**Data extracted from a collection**

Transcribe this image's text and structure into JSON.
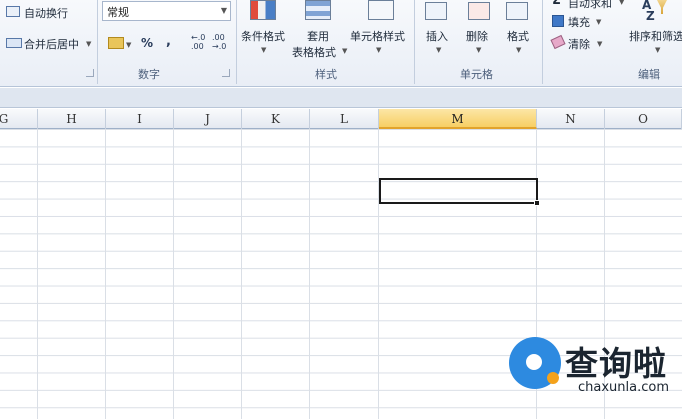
{
  "ribbon": {
    "alignment": {
      "wrap_text": "自动换行",
      "merge_center": "合并后居中"
    },
    "number": {
      "format_value": "常规",
      "percent": "%",
      "comma": ",",
      "increase_decimal": "←.0\n.00",
      "decrease_decimal": ".00\n→.0",
      "group_label": "数字"
    },
    "styles": {
      "conditional_format": "条件格式",
      "table_format_line1": "套用",
      "table_format_line2": "表格格式",
      "cell_styles": "单元格样式",
      "group_label": "样式"
    },
    "cells": {
      "insert": "插入",
      "delete": "删除",
      "format": "格式",
      "group_label": "单元格"
    },
    "editing": {
      "autosum": "自动求和",
      "fill": "填充",
      "clear": "清除",
      "sort_filter": "排序和筛选",
      "group_label": "编辑"
    }
  },
  "columns": [
    "G",
    "H",
    "I",
    "J",
    "K",
    "L",
    "M",
    "N",
    "O"
  ],
  "selected_column": "M",
  "watermark": {
    "cn": "查询啦",
    "en": "chaxunla.com"
  },
  "colors": {
    "selected_header": "#f7cf64",
    "gridline": "#dadfe6",
    "watermark_blue": "#2d8ae0",
    "watermark_orange": "#f4a21b"
  }
}
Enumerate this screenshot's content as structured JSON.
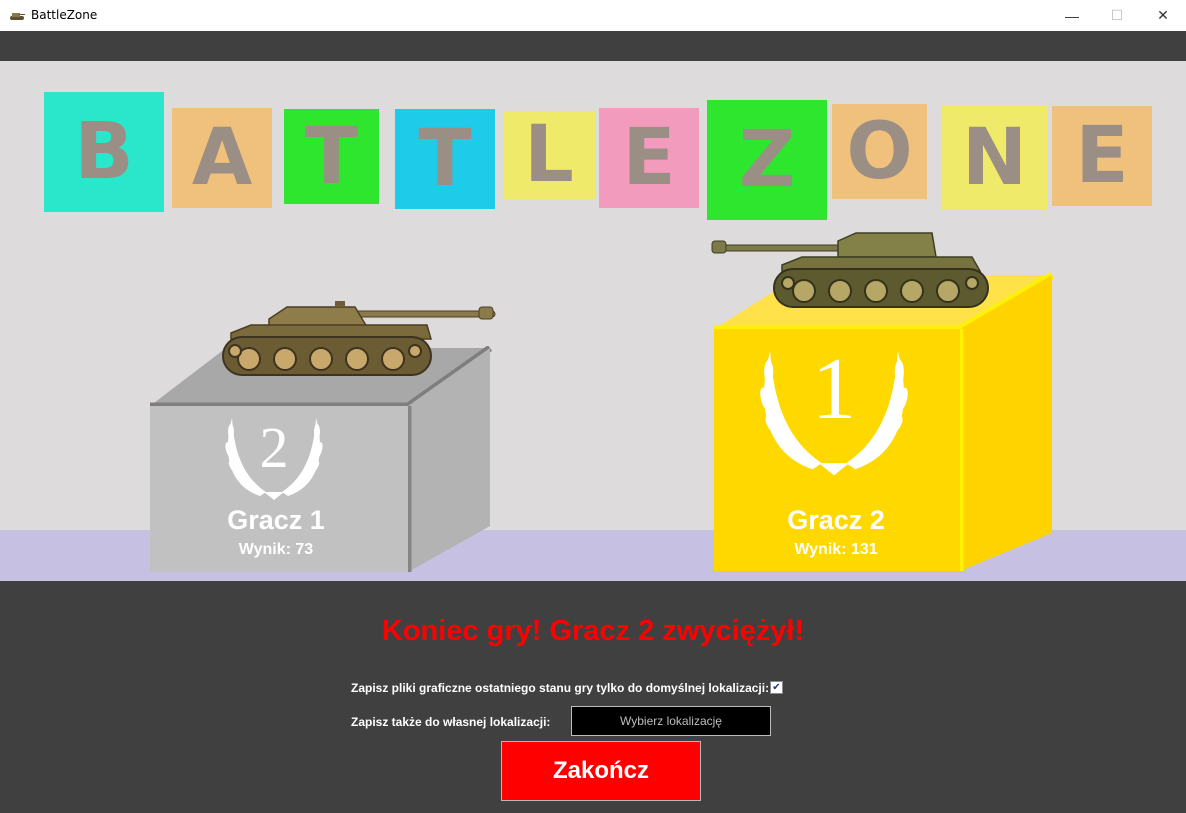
{
  "window": {
    "title": "BattleZone",
    "icon": "tank-icon",
    "minimize_glyph": "—",
    "maximize_glyph": "☐",
    "close_glyph": "✕"
  },
  "logo": {
    "letters": [
      {
        "char": "B",
        "color": "#2ae6cb"
      },
      {
        "char": "A",
        "color": "#f0c07d"
      },
      {
        "char": "T",
        "color": "#2fe62f"
      },
      {
        "char": "T",
        "color": "#1ecbe8"
      },
      {
        "char": "L",
        "color": "#f0ea6a"
      },
      {
        "char": "E",
        "color": "#f39bbc"
      },
      {
        "char": "Z",
        "color": "#2fe62f"
      },
      {
        "char": "O",
        "color": "#f0c07d"
      },
      {
        "char": "N",
        "color": "#f0ea6a"
      },
      {
        "char": "E",
        "color": "#f0c07d"
      }
    ]
  },
  "podiums": {
    "second": {
      "rank": "2",
      "player": "Gracz 1",
      "score": "Wynik: 73",
      "color": "#c1c1c1"
    },
    "first": {
      "rank": "1",
      "player": "Gracz 2",
      "score": "Wynik: 131",
      "color": "#ffd800"
    }
  },
  "result_message": "Koniec gry! Gracz 2 zwyciężył!",
  "options": {
    "save_default_label": "Zapisz pliki graficzne ostatniego stanu gry tylko do domyślnej lokalizacji:",
    "save_default_checked": true,
    "check_glyph": "✔",
    "save_custom_label": "Zapisz także do własnej lokalizacji:",
    "choose_location_button": "Wybierz lokalizację"
  },
  "end_button": "Zakończ"
}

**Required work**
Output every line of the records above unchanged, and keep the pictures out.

**Exercise response**
Transcribe this image's text and structure into JSON.
{
  "ribbon": {
    "alignment": {
      "wrap_text": "自动换行",
      "merge_center": "合并后居中"
    },
    "number": {
      "format_value": "常规",
      "percent": "%",
      "comma": ",",
      "increase_decimal": "←.0\n.00",
      "decrease_decimal": ".00\n→.0",
      "group_label": "数字"
    },
    "styles": {
      "conditional_format": "条件格式",
      "table_format_line1": "套用",
      "table_format_line2": "表格格式",
      "cell_styles": "单元格样式",
      "group_label": "样式"
    },
    "cells": {
      "insert": "插入",
      "delete": "删除",
      "format": "格式",
      "group_label": "单元格"
    },
    "editing": {
      "autosum": "自动求和",
      "fill": "填充",
      "clear": "清除",
      "sort_filter": "排序和筛选",
      "group_label": "编辑"
    }
  },
  "columns": [
    "G",
    "H",
    "I",
    "J",
    "K",
    "L",
    "M",
    "N",
    "O"
  ],
  "selected_column": "M",
  "watermark": {
    "cn": "查询啦",
    "en": "chaxunla.com"
  },
  "colors": {
    "selected_header": "#f7cf64",
    "gridline": "#dadfe6",
    "watermark_blue": "#2d8ae0",
    "watermark_orange": "#f4a21b"
  }
}
Enumerate this screenshot's content as structured JSON.
{
  "window": {
    "title": "BattleZone",
    "icon": "tank-icon",
    "minimize_glyph": "—",
    "maximize_glyph": "☐",
    "close_glyph": "✕"
  },
  "logo": {
    "letters": [
      {
        "char": "B",
        "color": "#2ae6cb"
      },
      {
        "char": "A",
        "color": "#f0c07d"
      },
      {
        "char": "T",
        "color": "#2fe62f"
      },
      {
        "char": "T",
        "color": "#1ecbe8"
      },
      {
        "char": "L",
        "color": "#f0ea6a"
      },
      {
        "char": "E",
        "color": "#f39bbc"
      },
      {
        "char": "Z",
        "color": "#2fe62f"
      },
      {
        "char": "O",
        "color": "#f0c07d"
      },
      {
        "char": "N",
        "color": "#f0ea6a"
      },
      {
        "char": "E",
        "color": "#f0c07d"
      }
    ]
  },
  "podiums": {
    "second": {
      "rank": "2",
      "player": "Gracz 1",
      "score": "Wynik: 73",
      "color": "#c1c1c1"
    },
    "first": {
      "rank": "1",
      "player": "Gracz 2",
      "score": "Wynik: 131",
      "color": "#ffd800"
    }
  },
  "result_message": "Koniec gry! Gracz 2 zwyciężył!",
  "options": {
    "save_default_label": "Zapisz pliki graficzne ostatniego stanu gry tylko do domyślnej lokalizacji:",
    "save_default_checked": true,
    "check_glyph": "✔",
    "save_custom_label": "Zapisz także do własnej lokalizacji:",
    "choose_location_button": "Wybierz lokalizację"
  },
  "end_button": "Zakończ"
}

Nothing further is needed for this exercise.